▸ **About this exercise**: Return every entry exactly, except for any pictures.

Dataset rows describing interfaces
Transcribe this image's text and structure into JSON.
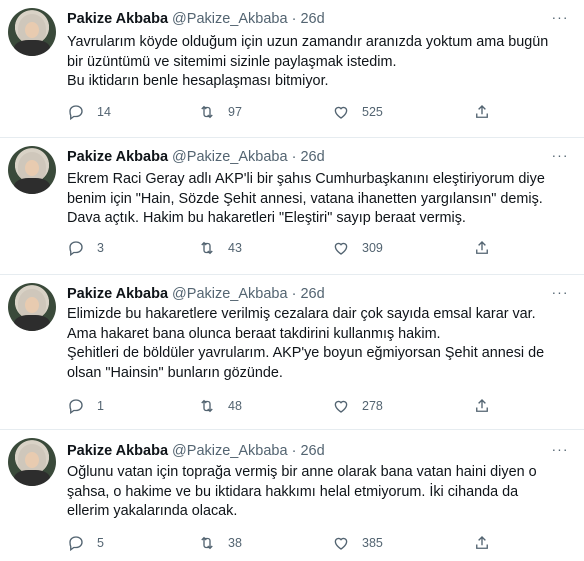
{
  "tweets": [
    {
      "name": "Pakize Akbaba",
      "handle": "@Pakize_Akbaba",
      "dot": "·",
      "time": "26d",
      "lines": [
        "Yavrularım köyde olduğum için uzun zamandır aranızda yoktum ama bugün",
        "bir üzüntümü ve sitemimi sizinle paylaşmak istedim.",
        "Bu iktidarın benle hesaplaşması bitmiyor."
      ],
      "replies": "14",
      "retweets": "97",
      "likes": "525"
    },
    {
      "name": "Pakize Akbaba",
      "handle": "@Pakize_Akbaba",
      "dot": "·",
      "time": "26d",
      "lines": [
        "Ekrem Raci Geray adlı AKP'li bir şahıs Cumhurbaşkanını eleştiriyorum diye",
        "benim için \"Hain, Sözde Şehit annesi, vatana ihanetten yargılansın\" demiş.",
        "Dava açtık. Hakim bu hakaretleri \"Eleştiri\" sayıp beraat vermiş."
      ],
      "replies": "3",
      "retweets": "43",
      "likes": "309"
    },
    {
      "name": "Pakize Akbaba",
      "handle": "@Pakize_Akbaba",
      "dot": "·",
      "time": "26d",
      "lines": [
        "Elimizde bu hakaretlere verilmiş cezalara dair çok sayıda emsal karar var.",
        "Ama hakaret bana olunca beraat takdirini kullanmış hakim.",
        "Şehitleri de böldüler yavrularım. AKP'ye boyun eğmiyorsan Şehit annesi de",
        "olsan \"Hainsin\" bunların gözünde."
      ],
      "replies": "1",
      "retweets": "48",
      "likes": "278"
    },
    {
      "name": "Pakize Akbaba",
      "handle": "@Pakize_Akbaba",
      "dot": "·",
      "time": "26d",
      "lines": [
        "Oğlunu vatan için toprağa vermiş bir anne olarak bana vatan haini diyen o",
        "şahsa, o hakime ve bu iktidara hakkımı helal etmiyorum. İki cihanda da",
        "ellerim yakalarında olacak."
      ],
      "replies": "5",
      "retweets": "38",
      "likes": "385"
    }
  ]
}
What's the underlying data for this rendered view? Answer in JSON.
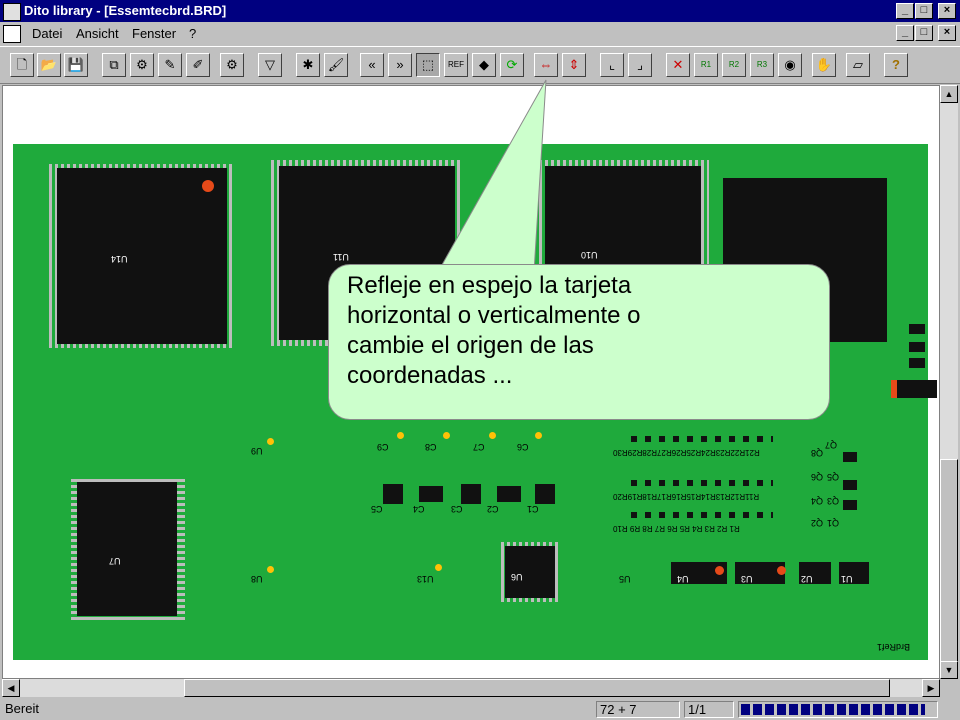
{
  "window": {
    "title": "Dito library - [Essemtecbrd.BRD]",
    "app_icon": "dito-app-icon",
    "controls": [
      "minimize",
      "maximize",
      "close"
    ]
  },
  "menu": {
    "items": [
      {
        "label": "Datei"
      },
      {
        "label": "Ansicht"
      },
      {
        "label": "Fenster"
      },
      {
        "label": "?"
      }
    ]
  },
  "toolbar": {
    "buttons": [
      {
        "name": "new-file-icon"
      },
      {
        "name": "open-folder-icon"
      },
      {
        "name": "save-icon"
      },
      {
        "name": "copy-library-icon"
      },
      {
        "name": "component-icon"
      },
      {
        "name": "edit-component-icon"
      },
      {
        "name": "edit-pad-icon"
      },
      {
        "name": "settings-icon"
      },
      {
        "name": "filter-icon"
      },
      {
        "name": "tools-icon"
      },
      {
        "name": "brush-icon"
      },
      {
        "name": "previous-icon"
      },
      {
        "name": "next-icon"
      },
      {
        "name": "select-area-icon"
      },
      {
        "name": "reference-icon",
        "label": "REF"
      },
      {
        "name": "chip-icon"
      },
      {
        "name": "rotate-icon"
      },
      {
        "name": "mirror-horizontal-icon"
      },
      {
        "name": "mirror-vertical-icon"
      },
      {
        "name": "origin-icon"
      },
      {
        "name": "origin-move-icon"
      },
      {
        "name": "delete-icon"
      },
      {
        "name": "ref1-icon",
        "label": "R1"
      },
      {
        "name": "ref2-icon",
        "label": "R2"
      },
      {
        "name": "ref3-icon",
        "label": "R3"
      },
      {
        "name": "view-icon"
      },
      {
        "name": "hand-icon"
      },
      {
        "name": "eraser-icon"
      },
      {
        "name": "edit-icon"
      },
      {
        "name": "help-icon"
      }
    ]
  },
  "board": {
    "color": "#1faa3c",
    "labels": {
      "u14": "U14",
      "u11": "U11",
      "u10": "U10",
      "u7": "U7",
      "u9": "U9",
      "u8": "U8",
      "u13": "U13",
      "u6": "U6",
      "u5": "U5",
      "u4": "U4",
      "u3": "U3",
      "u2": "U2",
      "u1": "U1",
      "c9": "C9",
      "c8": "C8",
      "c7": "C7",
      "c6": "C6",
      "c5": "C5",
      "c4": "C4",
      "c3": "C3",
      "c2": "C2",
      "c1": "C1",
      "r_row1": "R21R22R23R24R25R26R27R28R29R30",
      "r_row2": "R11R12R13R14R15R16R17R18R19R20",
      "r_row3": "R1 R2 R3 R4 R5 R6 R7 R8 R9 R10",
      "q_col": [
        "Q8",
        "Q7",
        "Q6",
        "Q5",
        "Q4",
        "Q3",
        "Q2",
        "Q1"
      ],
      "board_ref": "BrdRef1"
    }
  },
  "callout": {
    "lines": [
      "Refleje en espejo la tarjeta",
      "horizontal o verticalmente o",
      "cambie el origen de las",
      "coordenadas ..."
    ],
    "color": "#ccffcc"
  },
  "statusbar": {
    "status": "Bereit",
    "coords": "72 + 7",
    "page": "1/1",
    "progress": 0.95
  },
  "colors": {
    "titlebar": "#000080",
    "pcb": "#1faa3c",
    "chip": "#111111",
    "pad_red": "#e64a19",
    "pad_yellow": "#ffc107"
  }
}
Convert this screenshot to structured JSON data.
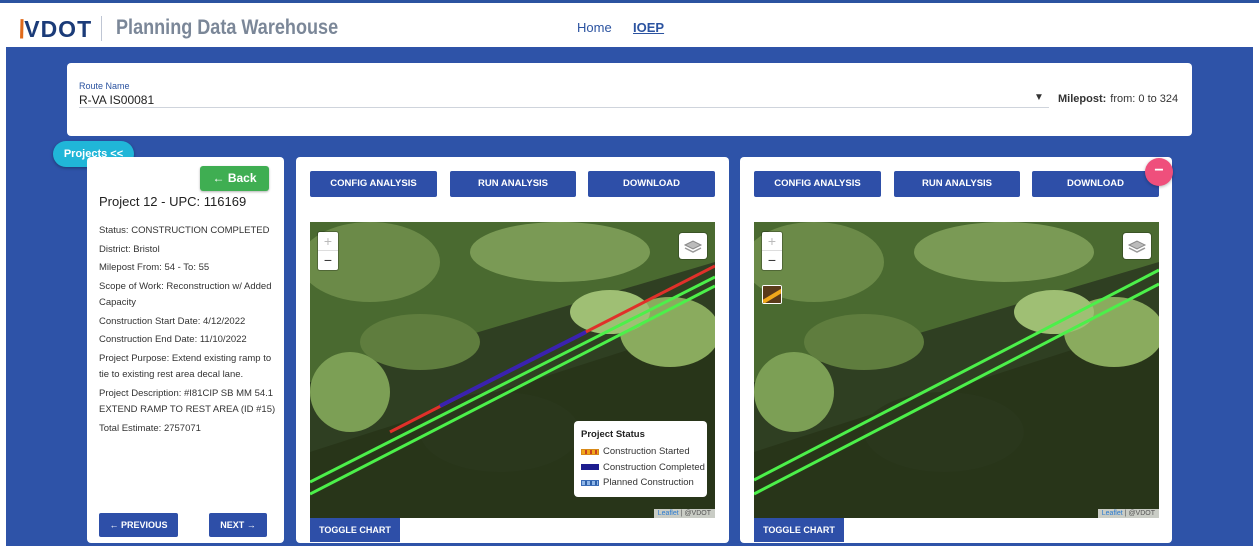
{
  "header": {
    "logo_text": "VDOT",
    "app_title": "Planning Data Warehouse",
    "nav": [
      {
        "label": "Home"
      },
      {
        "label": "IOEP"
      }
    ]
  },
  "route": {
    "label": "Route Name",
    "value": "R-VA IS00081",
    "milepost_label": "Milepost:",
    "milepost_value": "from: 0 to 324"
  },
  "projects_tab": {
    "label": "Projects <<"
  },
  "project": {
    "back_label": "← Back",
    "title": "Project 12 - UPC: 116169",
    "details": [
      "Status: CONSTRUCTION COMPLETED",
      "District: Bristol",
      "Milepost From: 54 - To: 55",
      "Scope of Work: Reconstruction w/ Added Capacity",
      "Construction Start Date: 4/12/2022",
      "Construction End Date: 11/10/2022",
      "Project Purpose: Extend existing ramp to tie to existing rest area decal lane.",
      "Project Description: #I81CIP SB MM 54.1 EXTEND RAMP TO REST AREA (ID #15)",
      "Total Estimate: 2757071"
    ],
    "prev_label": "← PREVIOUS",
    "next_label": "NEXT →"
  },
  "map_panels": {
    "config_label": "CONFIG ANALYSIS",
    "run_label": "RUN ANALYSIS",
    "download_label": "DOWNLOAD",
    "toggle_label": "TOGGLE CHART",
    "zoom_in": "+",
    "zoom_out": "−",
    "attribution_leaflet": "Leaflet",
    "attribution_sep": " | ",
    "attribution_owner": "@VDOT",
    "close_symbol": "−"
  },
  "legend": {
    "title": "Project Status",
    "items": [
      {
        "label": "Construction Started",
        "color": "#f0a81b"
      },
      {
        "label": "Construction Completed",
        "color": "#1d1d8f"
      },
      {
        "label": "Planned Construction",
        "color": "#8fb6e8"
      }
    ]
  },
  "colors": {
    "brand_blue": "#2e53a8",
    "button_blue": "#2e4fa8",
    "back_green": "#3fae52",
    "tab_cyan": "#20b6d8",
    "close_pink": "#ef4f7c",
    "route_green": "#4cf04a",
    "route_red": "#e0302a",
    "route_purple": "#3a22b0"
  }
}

▸ **Answer section**:
Transcribe this image's text and structure into JSON.
{
  "tweets": [
    {
      "name": "Pakize Akbaba",
      "handle": "@Pakize_Akbaba",
      "dot": "·",
      "time": "26d",
      "lines": [
        "Yavrularım köyde olduğum için uzun zamandır aranızda yoktum ama bugün",
        "bir üzüntümü ve sitemimi sizinle paylaşmak istedim.",
        "Bu iktidarın benle hesaplaşması bitmiyor."
      ],
      "replies": "14",
      "retweets": "97",
      "likes": "525"
    },
    {
      "name": "Pakize Akbaba",
      "handle": "@Pakize_Akbaba",
      "dot": "·",
      "time": "26d",
      "lines": [
        "Ekrem Raci Geray adlı AKP'li bir şahıs Cumhurbaşkanını eleştiriyorum diye",
        "benim için \"Hain, Sözde Şehit annesi, vatana ihanetten yargılansın\" demiş.",
        "Dava açtık. Hakim bu hakaretleri \"Eleştiri\" sayıp beraat vermiş."
      ],
      "replies": "3",
      "retweets": "43",
      "likes": "309"
    },
    {
      "name": "Pakize Akbaba",
      "handle": "@Pakize_Akbaba",
      "dot": "·",
      "time": "26d",
      "lines": [
        "Elimizde bu hakaretlere verilmiş cezalara dair çok sayıda emsal karar var.",
        "Ama hakaret bana olunca beraat takdirini kullanmış hakim.",
        "Şehitleri de böldüler yavrularım. AKP'ye boyun eğmiyorsan Şehit annesi de",
        "olsan \"Hainsin\" bunların gözünde."
      ],
      "replies": "1",
      "retweets": "48",
      "likes": "278"
    },
    {
      "name": "Pakize Akbaba",
      "handle": "@Pakize_Akbaba",
      "dot": "·",
      "time": "26d",
      "lines": [
        "Oğlunu vatan için toprağa vermiş bir anne olarak bana vatan haini diyen o",
        "şahsa, o hakime ve bu iktidara hakkımı helal etmiyorum. İki cihanda da",
        "ellerim yakalarında olacak."
      ],
      "replies": "5",
      "retweets": "38",
      "likes": "385"
    }
  ]
}
What's the underlying data for this rendered view? Answer in JSON.
{
  "window": {
    "title": "Dito library - [Essemtecbrd.BRD]",
    "app_icon": "dito-app-icon",
    "controls": [
      "minimize",
      "maximize",
      "close"
    ]
  },
  "menu": {
    "items": [
      {
        "label": "Datei"
      },
      {
        "label": "Ansicht"
      },
      {
        "label": "Fenster"
      },
      {
        "label": "?"
      }
    ]
  },
  "toolbar": {
    "buttons": [
      {
        "name": "new-file-icon"
      },
      {
        "name": "open-folder-icon"
      },
      {
        "name": "save-icon"
      },
      {
        "name": "copy-library-icon"
      },
      {
        "name": "component-icon"
      },
      {
        "name": "edit-component-icon"
      },
      {
        "name": "edit-pad-icon"
      },
      {
        "name": "settings-icon"
      },
      {
        "name": "filter-icon"
      },
      {
        "name": "tools-icon"
      },
      {
        "name": "brush-icon"
      },
      {
        "name": "previous-icon"
      },
      {
        "name": "next-icon"
      },
      {
        "name": "select-area-icon"
      },
      {
        "name": "reference-icon",
        "label": "REF"
      },
      {
        "name": "chip-icon"
      },
      {
        "name": "rotate-icon"
      },
      {
        "name": "mirror-horizontal-icon"
      },
      {
        "name": "mirror-vertical-icon"
      },
      {
        "name": "origin-icon"
      },
      {
        "name": "origin-move-icon"
      },
      {
        "name": "delete-icon"
      },
      {
        "name": "ref1-icon",
        "label": "R1"
      },
      {
        "name": "ref2-icon",
        "label": "R2"
      },
      {
        "name": "ref3-icon",
        "label": "R3"
      },
      {
        "name": "view-icon"
      },
      {
        "name": "hand-icon"
      },
      {
        "name": "eraser-icon"
      },
      {
        "name": "edit-icon"
      },
      {
        "name": "help-icon"
      }
    ]
  },
  "board": {
    "color": "#1faa3c",
    "labels": {
      "u14": "U14",
      "u11": "U11",
      "u10": "U10",
      "u7": "U7",
      "u9": "U9",
      "u8": "U8",
      "u13": "U13",
      "u6": "U6",
      "u5": "U5",
      "u4": "U4",
      "u3": "U3",
      "u2": "U2",
      "u1": "U1",
      "c9": "C9",
      "c8": "C8",
      "c7": "C7",
      "c6": "C6",
      "c5": "C5",
      "c4": "C4",
      "c3": "C3",
      "c2": "C2",
      "c1": "C1",
      "r_row1": "R21R22R23R24R25R26R27R28R29R30",
      "r_row2": "R11R12R13R14R15R16R17R18R19R20",
      "r_row3": "R1 R2 R3 R4 R5 R6 R7 R8 R9 R10",
      "q_col": [
        "Q8",
        "Q7",
        "Q6",
        "Q5",
        "Q4",
        "Q3",
        "Q2",
        "Q1"
      ],
      "board_ref": "BrdRef1"
    }
  },
  "callout": {
    "lines": [
      "Refleje en espejo la tarjeta",
      "horizontal o verticalmente o",
      "cambie el origen de las",
      "coordenadas ..."
    ],
    "color": "#ccffcc"
  },
  "statusbar": {
    "status": "Bereit",
    "coords": "72 + 7",
    "page": "1/1",
    "progress": 0.95
  },
  "colors": {
    "titlebar": "#000080",
    "pcb": "#1faa3c",
    "chip": "#111111",
    "pad_red": "#e64a19",
    "pad_yellow": "#ffc107"
  }
}
Convert this screenshot to structured JSON data.
{
  "header": {
    "logo_text": "VDOT",
    "app_title": "Planning Data Warehouse",
    "nav": [
      {
        "label": "Home"
      },
      {
        "label": "IOEP"
      }
    ]
  },
  "route": {
    "label": "Route Name",
    "value": "R-VA IS00081",
    "milepost_label": "Milepost:",
    "milepost_value": "from: 0 to 324"
  },
  "projects_tab": {
    "label": "Projects <<"
  },
  "project": {
    "back_label": "← Back",
    "title": "Project 12 - UPC: 116169",
    "details": [
      "Status: CONSTRUCTION COMPLETED",
      "District: Bristol",
      "Milepost From: 54 - To: 55",
      "Scope of Work: Reconstruction w/ Added Capacity",
      "Construction Start Date: 4/12/2022",
      "Construction End Date: 11/10/2022",
      "Project Purpose: Extend existing ramp to tie to existing rest area decal lane.",
      "Project Description: #I81CIP SB MM 54.1 EXTEND RAMP TO REST AREA (ID #15)",
      "Total Estimate: 2757071"
    ],
    "prev_label": "← PREVIOUS",
    "next_label": "NEXT →"
  },
  "map_panels": {
    "config_label": "CONFIG ANALYSIS",
    "run_label": "RUN ANALYSIS",
    "download_label": "DOWNLOAD",
    "toggle_label": "TOGGLE CHART",
    "zoom_in": "+",
    "zoom_out": "−",
    "attribution_leaflet": "Leaflet",
    "attribution_sep": " | ",
    "attribution_owner": "@VDOT",
    "close_symbol": "−"
  },
  "legend": {
    "title": "Project Status",
    "items": [
      {
        "label": "Construction Started",
        "color": "#f0a81b"
      },
      {
        "label": "Construction Completed",
        "color": "#1d1d8f"
      },
      {
        "label": "Planned Construction",
        "color": "#8fb6e8"
      }
    ]
  },
  "colors": {
    "brand_blue": "#2e53a8",
    "button_blue": "#2e4fa8",
    "back_green": "#3fae52",
    "tab_cyan": "#20b6d8",
    "close_pink": "#ef4f7c",
    "route_green": "#4cf04a",
    "route_red": "#e0302a",
    "route_purple": "#3a22b0"
  }
}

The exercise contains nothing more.